__Assignment__
Your reply should reproduce the data below without a single alteration, apart from dropping the images.

(Beginning of Extracted material)

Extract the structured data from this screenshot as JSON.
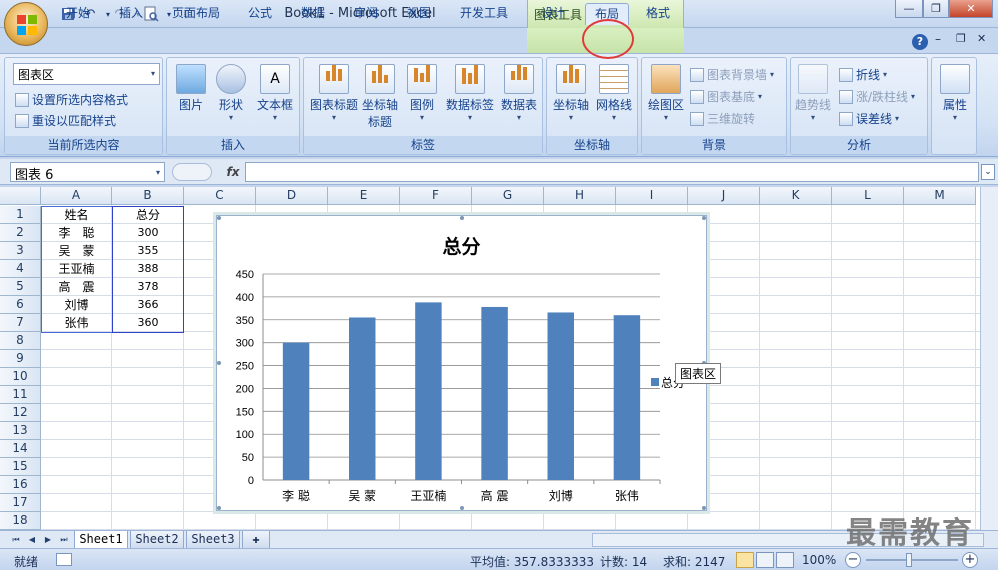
{
  "window": {
    "title": "Book1 - Microsoft Excel",
    "context_tab_group": "图表工具",
    "controls": {
      "minimize": "—",
      "restore": "❐",
      "close": "✕"
    }
  },
  "quick_access": {
    "save_icon": "save-icon",
    "undo_icon": "undo-icon",
    "redo_icon": "redo-icon",
    "print_preview_icon": "print-preview-icon"
  },
  "ribbon_tabs": [
    "开始",
    "插入",
    "页面布局",
    "公式",
    "数据",
    "审阅",
    "视图",
    "开发工具",
    "设计",
    "布局",
    "格式"
  ],
  "active_tab": "布局",
  "ribbon": {
    "current_selection": {
      "combo_value": "图表区",
      "format_selection": "设置所选内容格式",
      "reset_style": "重设以匹配样式",
      "label": "当前所选内容"
    },
    "insert": {
      "picture": "图片",
      "shapes": "形状",
      "textbox": "文本框",
      "label": "插入"
    },
    "labels": {
      "chart_title": "图表标题",
      "axis_titles_line1": "坐标轴",
      "axis_titles_line2": "标题",
      "legend": "图例",
      "data_labels": "数据标签",
      "data_table": "数据表",
      "label": "标签"
    },
    "axes": {
      "axes": "坐标轴",
      "gridlines": "网格线",
      "label": "坐标轴"
    },
    "background": {
      "plot_area": "绘图区",
      "chart_wall": "图表背景墙",
      "chart_floor": "图表基底",
      "rotation_3d": "三维旋转",
      "label": "背景"
    },
    "analysis": {
      "trendline": "趋势线",
      "lines": "折线",
      "updown_bars": "涨/跌柱线",
      "error_bars": "误差线",
      "label": "分析"
    },
    "properties": {
      "label": "属性"
    }
  },
  "formula_bar": {
    "name_box": "图表 6",
    "fx": "fx",
    "value": ""
  },
  "sheet": {
    "columns": [
      "A",
      "B",
      "C",
      "D",
      "E",
      "F",
      "G",
      "H",
      "I",
      "J",
      "K",
      "L",
      "M"
    ],
    "rows": [
      "1",
      "2",
      "3",
      "4",
      "5",
      "6",
      "7",
      "8",
      "9",
      "10",
      "11",
      "12",
      "13",
      "14",
      "15",
      "16",
      "17",
      "18"
    ],
    "header": [
      "姓名",
      "总分"
    ],
    "data": [
      [
        "李　聪",
        "300"
      ],
      [
        "吴　蒙",
        "355"
      ],
      [
        "王亚楠",
        "388"
      ],
      [
        "高　震",
        "378"
      ],
      [
        "刘博",
        "366"
      ],
      [
        "张伟",
        "360"
      ]
    ]
  },
  "chart_data": {
    "type": "bar",
    "title": "总分",
    "categories": [
      "李 聪",
      "吴 蒙",
      "王亚楠",
      "高 震",
      "刘博",
      "张伟"
    ],
    "series": [
      {
        "name": "总分",
        "values": [
          300,
          355,
          388,
          378,
          366,
          360
        ],
        "color": "#4f81bd"
      }
    ],
    "yticks": [
      "0",
      "50",
      "100",
      "150",
      "200",
      "250",
      "300",
      "350",
      "400",
      "450"
    ],
    "ylim": [
      0,
      450
    ],
    "grid": true,
    "legend": "right"
  },
  "tooltip": "图表区",
  "sheet_tabs": [
    "Sheet1",
    "Sheet2",
    "Sheet3"
  ],
  "active_sheet": "Sheet1",
  "status": {
    "mode": "就绪",
    "average": "平均值: 357.8333333",
    "count": "计数: 14",
    "sum": "求和: 2147",
    "zoom": "100%"
  },
  "watermark": "最需教育"
}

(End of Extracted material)

__Reply to the exercise__
Extract the structured data from this screenshot as JSON.
{
  "window": {
    "title": "Book1 - Microsoft Excel",
    "context_tab_group": "图表工具",
    "controls": {
      "minimize": "—",
      "restore": "❐",
      "close": "✕"
    }
  },
  "quick_access": {
    "save_icon": "save-icon",
    "undo_icon": "undo-icon",
    "redo_icon": "redo-icon",
    "print_preview_icon": "print-preview-icon"
  },
  "ribbon_tabs": [
    "开始",
    "插入",
    "页面布局",
    "公式",
    "数据",
    "审阅",
    "视图",
    "开发工具",
    "设计",
    "布局",
    "格式"
  ],
  "active_tab": "布局",
  "ribbon": {
    "current_selection": {
      "combo_value": "图表区",
      "format_selection": "设置所选内容格式",
      "reset_style": "重设以匹配样式",
      "label": "当前所选内容"
    },
    "insert": {
      "picture": "图片",
      "shapes": "形状",
      "textbox": "文本框",
      "label": "插入"
    },
    "labels": {
      "chart_title": "图表标题",
      "axis_titles_line1": "坐标轴",
      "axis_titles_line2": "标题",
      "legend": "图例",
      "data_labels": "数据标签",
      "data_table": "数据表",
      "label": "标签"
    },
    "axes": {
      "axes": "坐标轴",
      "gridlines": "网格线",
      "label": "坐标轴"
    },
    "background": {
      "plot_area": "绘图区",
      "chart_wall": "图表背景墙",
      "chart_floor": "图表基底",
      "rotation_3d": "三维旋转",
      "label": "背景"
    },
    "analysis": {
      "trendline": "趋势线",
      "lines": "折线",
      "updown_bars": "涨/跌柱线",
      "error_bars": "误差线",
      "label": "分析"
    },
    "properties": {
      "label": "属性"
    }
  },
  "formula_bar": {
    "name_box": "图表 6",
    "fx": "fx",
    "value": ""
  },
  "sheet": {
    "columns": [
      "A",
      "B",
      "C",
      "D",
      "E",
      "F",
      "G",
      "H",
      "I",
      "J",
      "K",
      "L",
      "M"
    ],
    "rows": [
      "1",
      "2",
      "3",
      "4",
      "5",
      "6",
      "7",
      "8",
      "9",
      "10",
      "11",
      "12",
      "13",
      "14",
      "15",
      "16",
      "17",
      "18"
    ],
    "header": [
      "姓名",
      "总分"
    ],
    "data": [
      [
        "李　聪",
        "300"
      ],
      [
        "吴　蒙",
        "355"
      ],
      [
        "王亚楠",
        "388"
      ],
      [
        "高　震",
        "378"
      ],
      [
        "刘博",
        "366"
      ],
      [
        "张伟",
        "360"
      ]
    ]
  },
  "chart_data": {
    "type": "bar",
    "title": "总分",
    "categories": [
      "李 聪",
      "吴 蒙",
      "王亚楠",
      "高 震",
      "刘博",
      "张伟"
    ],
    "series": [
      {
        "name": "总分",
        "values": [
          300,
          355,
          388,
          378,
          366,
          360
        ],
        "color": "#4f81bd"
      }
    ],
    "yticks": [
      "0",
      "50",
      "100",
      "150",
      "200",
      "250",
      "300",
      "350",
      "400",
      "450"
    ],
    "ylim": [
      0,
      450
    ],
    "grid": true,
    "legend": "right"
  },
  "tooltip": "图表区",
  "sheet_tabs": [
    "Sheet1",
    "Sheet2",
    "Sheet3"
  ],
  "active_sheet": "Sheet1",
  "status": {
    "mode": "就绪",
    "average": "平均值: 357.8333333",
    "count": "计数: 14",
    "sum": "求和: 2147",
    "zoom": "100%"
  },
  "watermark": "最需教育"
}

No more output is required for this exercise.